Many in the United States advocate “merit-based” immigration policies designed to favor educated, high-skilled people seeking entry to the country.

Those coming from El Salvador, Guatemala and Honduras often lack these qualities. Instead, they are fleeing areas that have been compared to the worst armed conflicts in the world. Doctors without Borders interviewed people from these countries on their way to the U.S. and found that 39 percent cited attacks or threats to themselves or family as the reason for leaving. More than 40 percent had a relative who was killed in the past two years. Thirty-one percent knew someone who was kidnapped.

The trip to the U.S. is both expensive and dangerous. Many sell all they have in a desperate gamble to reach safety. Those fleeing are often victims of sexual violence or other crimes during the journey. They risk everything because staying behind is worse.

According to General John Kelly, the White House chief of staff, violence in the region is driven by the uncontrolled U.S. demand for drugs from South America. Criminal organizations transport drugs through these countries, creating a security vacuum. Violence is made worse by weapons from the U.S., some left over from the Cold War and others the result of illegal trafficking in firearms.

It is legal to seek asylum. The U.S. government argues that people fleeing these areas do not qualify because they do not fit the technical definition of a refugee. Yet they fit the spirit of the definition. The U.N. refugee agency concluded “that a significant percentage of those fleeing … may be in need of international protection, in line with the 1951 Convention relating to the Status of Refugees.”

The Obama and Trump administrations increased deportations to these countries. People have been murdered after being returned. What if they were allowed to stay? In 2016, the U.S. government detained 224,854 people from El Salvador, Guatemala and Honduras — less than one-tenth of 1 percent of the U.S. population. Even if the rate was maintained for a decade, it would still be a much smaller share of the U.S. population than previous waves of migrants such as Irish, Italians and Russian Jews.

The vast majority of those detained at the border from these countries are not gang members, but innocent people fleeing violence. Advocating that we respect norms for the treatment of refugees is not the same as advocating for open borders. Open borders would allow anyone to come, for any reason. Granting protection to people fleeing violence lets in those who have a genuine fear for their safety and is consistent with long-held American values. It is also consistent with border security.

Studies show that tougher border policies are unlikely to stop the flow of desperate people fleeing for their lives. Instead, it drives them into the arms of traffickers, increasing the power of organized criminal groups and decreasing the U.S. government’s ability to manage the flow of people. This makes us less safe, not more.
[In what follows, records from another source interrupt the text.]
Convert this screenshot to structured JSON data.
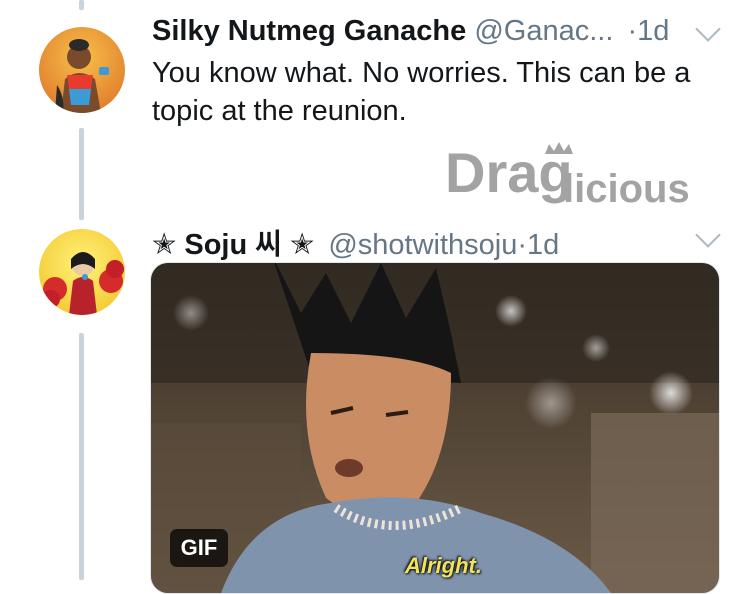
{
  "tweets": [
    {
      "name": "Silky Nutmeg Ganache",
      "handle": "@Ganac...",
      "separator": "·",
      "time": "1d",
      "text": "You know what. No worries. This can be a topic at the reunion."
    },
    {
      "name": "✭ Soju 씨 ✭",
      "handle": "@shotwithsoju",
      "separator": "·",
      "time": "1d",
      "media": {
        "badge": "GIF",
        "subtitle": "Alright."
      }
    }
  ],
  "watermark": "Draglicious",
  "icons": {
    "menu": "chevron-down-icon"
  },
  "colors": {
    "text": "#14171a",
    "secondary": "#657786",
    "thread_line": "#c9d3dc"
  }
}
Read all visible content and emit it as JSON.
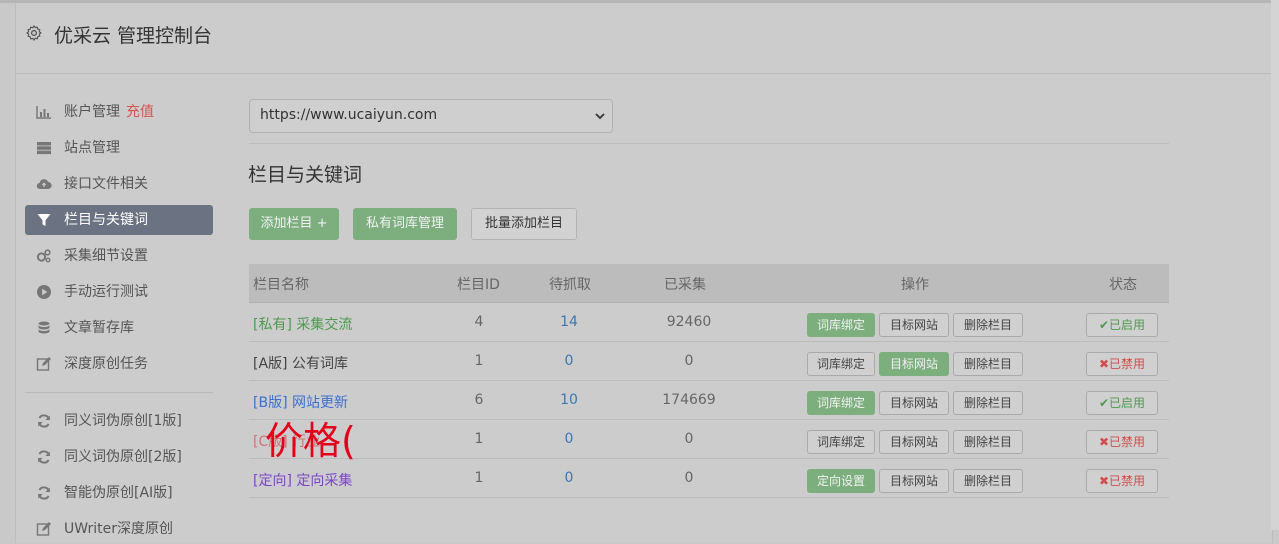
{
  "header": {
    "title": "优采云 管理控制台"
  },
  "sidebar": {
    "items": [
      {
        "label": "账户管理",
        "extra": "充值",
        "icon": "bar-chart-icon"
      },
      {
        "label": "站点管理",
        "icon": "server-icon"
      },
      {
        "label": "接口文件相关",
        "icon": "cloud-upload-icon"
      },
      {
        "label": "栏目与关键词",
        "icon": "filter-icon",
        "active": true
      },
      {
        "label": "采集细节设置",
        "icon": "cogs-icon"
      },
      {
        "label": "手动运行测试",
        "icon": "play-circle-icon"
      },
      {
        "label": "文章暂存库",
        "icon": "database-icon"
      },
      {
        "label": "深度原创任务",
        "icon": "edit-icon"
      },
      {
        "label": "同义词伪原创[1版]",
        "icon": "refresh-icon"
      },
      {
        "label": "同义词伪原创[2版]",
        "icon": "refresh-icon"
      },
      {
        "label": "智能伪原创[AI版]",
        "icon": "refresh-icon"
      },
      {
        "label": "UWriter深度原创",
        "icon": "edit-icon"
      }
    ]
  },
  "site_select": {
    "value": "https://www.ucaiyun.com"
  },
  "section": {
    "title": "栏目与关键词"
  },
  "toolbar": {
    "add_column": "添加栏目 +",
    "private_lib": "私有词库管理",
    "batch_add": "批量添加栏目"
  },
  "table": {
    "headers": {
      "name": "栏目名称",
      "id": "栏目ID",
      "pending": "待抓取",
      "collected": "已采集",
      "ops": "操作",
      "status": "状态"
    },
    "rows": [
      {
        "name": "[私有] 采集交流",
        "id": "4",
        "pending": "14",
        "collected": "92460",
        "op1": "词库绑定",
        "op2": "目标网站",
        "op3": "删除栏目",
        "status": "已启用"
      },
      {
        "name": "[A版] 公有词库",
        "id": "1",
        "pending": "0",
        "collected": "0",
        "op1": "词库绑定",
        "op2": "目标网站",
        "op3": "删除栏目",
        "status": "已禁用"
      },
      {
        "name": "[B版] 网站更新",
        "id": "6",
        "pending": "10",
        "collected": "174669",
        "op1": "词库绑定",
        "op2": "目标网站",
        "op3": "删除栏目",
        "status": "已启用"
      },
      {
        "name": "[C版] 行业",
        "id": "1",
        "pending": "0",
        "collected": "0",
        "op1": "词库绑定",
        "op2": "目标网站",
        "op3": "删除栏目",
        "status": "已禁用"
      },
      {
        "name": "[定向] 定向采集",
        "id": "1",
        "pending": "0",
        "collected": "0",
        "op1": "定向设置",
        "op2": "目标网站",
        "op3": "删除栏目",
        "status": "已禁用"
      }
    ]
  },
  "overlay": {
    "text": "价格("
  },
  "colors": {
    "active_bg": "#6b7382",
    "green": "#7cae7e",
    "red": "#d64b4b",
    "overlay_red": "#e4001b"
  }
}
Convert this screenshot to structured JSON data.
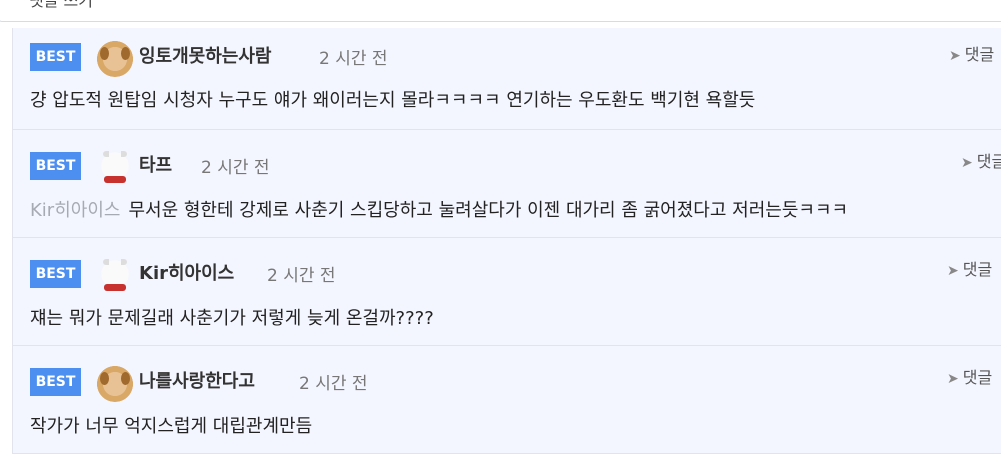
{
  "reply_input": {
    "placeholder": "댓글 쓰기"
  },
  "comments": [
    {
      "badge": "BEST",
      "nick": "잉토개못하는사람",
      "time": "2 시간 전",
      "reply": "댓글",
      "mention": "",
      "text": "걍 압도적 원탑임 시청자 누구도 얘가 왜이러는지 몰라ㅋㅋㅋㅋ 연기하는 우도환도 백기현 욕할듯",
      "avatar": "puppy-avatar"
    },
    {
      "badge": "BEST",
      "nick": "타프",
      "time": "2 시간 전",
      "reply": "댓글",
      "mention": "Kir히아이스",
      "text": "무서운 형한테 강제로 사춘기 스킵당하고 눌려살다가 이젠 대가리 좀 굵어졌다고 저러는듯ㅋㅋㅋ",
      "avatar": "polar-bear-avatar"
    },
    {
      "badge": "BEST",
      "nick": "Kir히아이스",
      "time": "2 시간 전",
      "reply": "댓글",
      "mention": "",
      "text": "쟤는 뭐가 문제길래 사춘기가 저렇게 늦게 온걸까????",
      "avatar": "polar-bear-avatar"
    },
    {
      "badge": "BEST",
      "nick": "나를사랑한다고",
      "time": "2 시간 전",
      "reply": "댓글",
      "mention": "",
      "text": "작가가 너무 억지스럽게 대립관계만듬",
      "avatar": "puppy-avatar"
    }
  ]
}
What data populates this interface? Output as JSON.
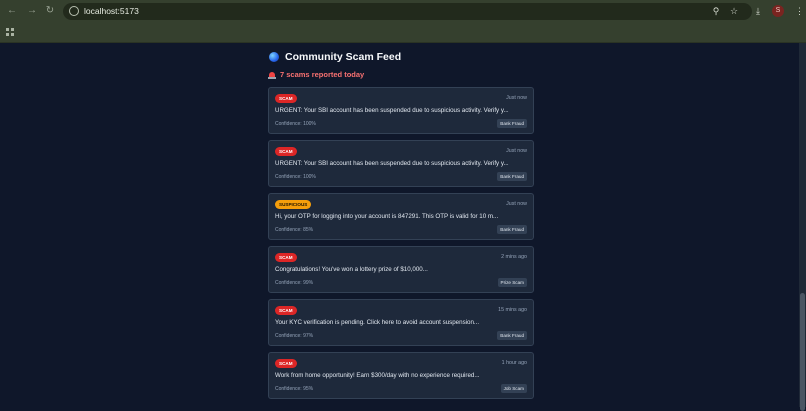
{
  "browser": {
    "url": "localhost:5173",
    "avatar_letter": "S"
  },
  "feed": {
    "title": "Community Scam Feed",
    "count_text": "7 scams reported today",
    "items": [
      {
        "badge": "SCAM",
        "badge_type": "scam",
        "time": "Just now",
        "message": "URGENT: Your SBI account has been suspended due to suspicious activity. Verify y...",
        "confidence": "Confidence: 100%",
        "category": "Bank Fraud"
      },
      {
        "badge": "SCAM",
        "badge_type": "scam",
        "time": "Just now",
        "message": "URGENT: Your SBI account has been suspended due to suspicious activity. Verify y...",
        "confidence": "Confidence: 100%",
        "category": "Bank Fraud"
      },
      {
        "badge": "SUSPICIOUS",
        "badge_type": "suspicious",
        "time": "Just now",
        "message": "Hi, your OTP for logging into your account is 847291. This OTP is valid for 10 m...",
        "confidence": "Confidence: 85%",
        "category": "Bank Fraud"
      },
      {
        "badge": "SCAM",
        "badge_type": "scam",
        "time": "2 mins ago",
        "message": "Congratulations! You've won a lottery prize of $10,000...",
        "confidence": "Confidence: 99%",
        "category": "Prize Scam"
      },
      {
        "badge": "SCAM",
        "badge_type": "scam",
        "time": "15 mins ago",
        "message": "Your KYC verification is pending. Click here to avoid account suspension...",
        "confidence": "Confidence: 97%",
        "category": "Bank Fraud"
      },
      {
        "badge": "SCAM",
        "badge_type": "scam",
        "time": "1 hour ago",
        "message": "Work from home opportunity! Earn $300/day with no experience required...",
        "confidence": "Confidence: 95%",
        "category": "Job Scam"
      }
    ]
  },
  "colors": {
    "background": "#0f172a",
    "card": "#1e293b",
    "scam_badge": "#dc2626",
    "suspicious_badge": "#f59e0b",
    "count_text": "#f87171"
  }
}
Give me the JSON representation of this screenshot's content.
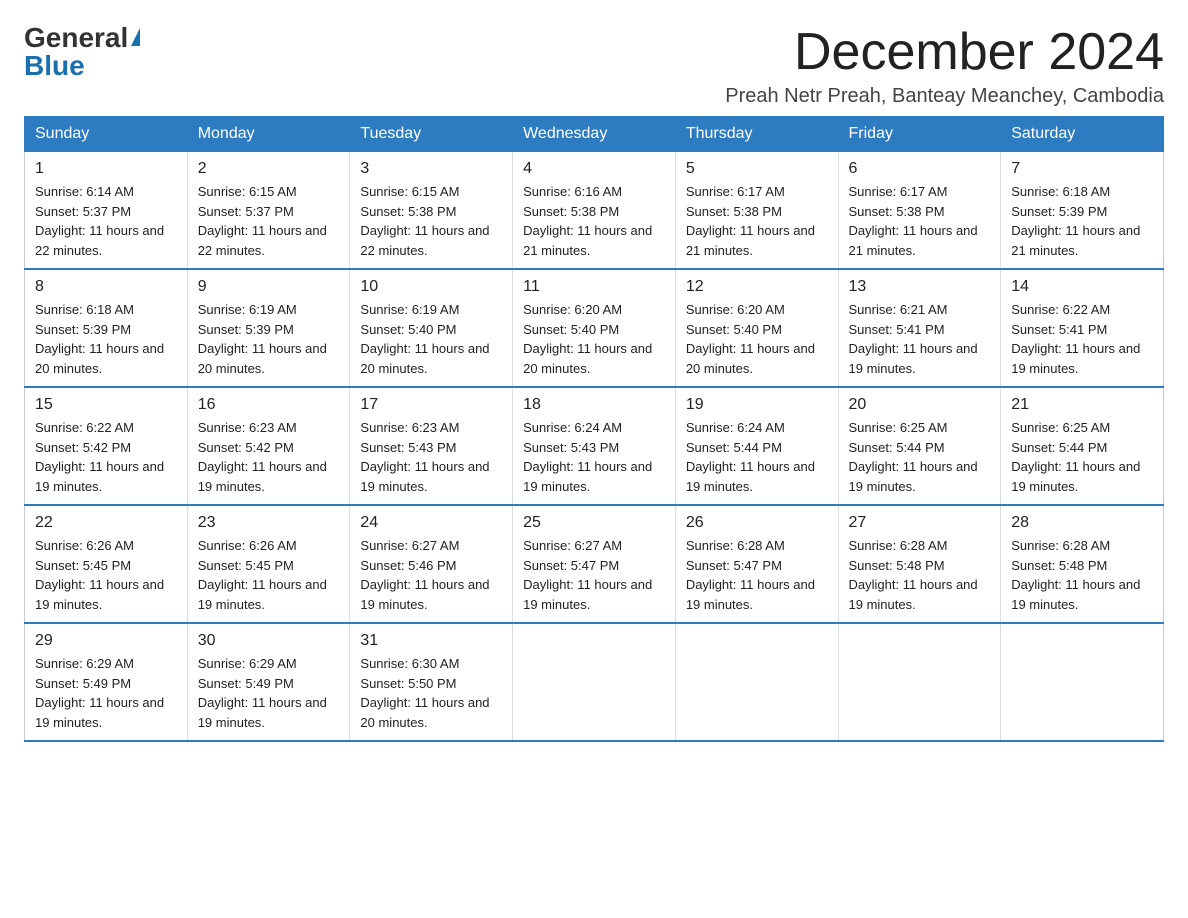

Previous waves of refugees help build the U.S, and not because they had college degrees. They made the country great because they possessed the courage to conquer unimaginable odds to provide a safe home for their children, the drive to move forward and the gratitude to work toward a better future for the country that offered them safe haven. These are the merits of the tired, the poor, the huddled masses yearning to breathe free; the merits that drove refugees to help create Comcast, Google, Intel, PayPal and WhatsApp along with hundreds of thousands of jobs in America. These are the merits possessed by Central Americans looking to the United States as the bright beacon on the hill.

Some policymakers argue it is a security threat to accept people from violent countries. All refugees come from countries with security concerns. That is why they flee. Proper vetting at the border can minimize risks while allowing people a path to safety that can lead to immense payoffs for America’s future.

Security was the excuse for not admitting those fleeing Germany before and during World War II. A more compassionate approach to today’s asylum-seekers is consistent with American values and interests.

Sarah Bermeo is associate professor of public policy and political science at Duke University, and author of "Targeted Development" (Oxford, 2018).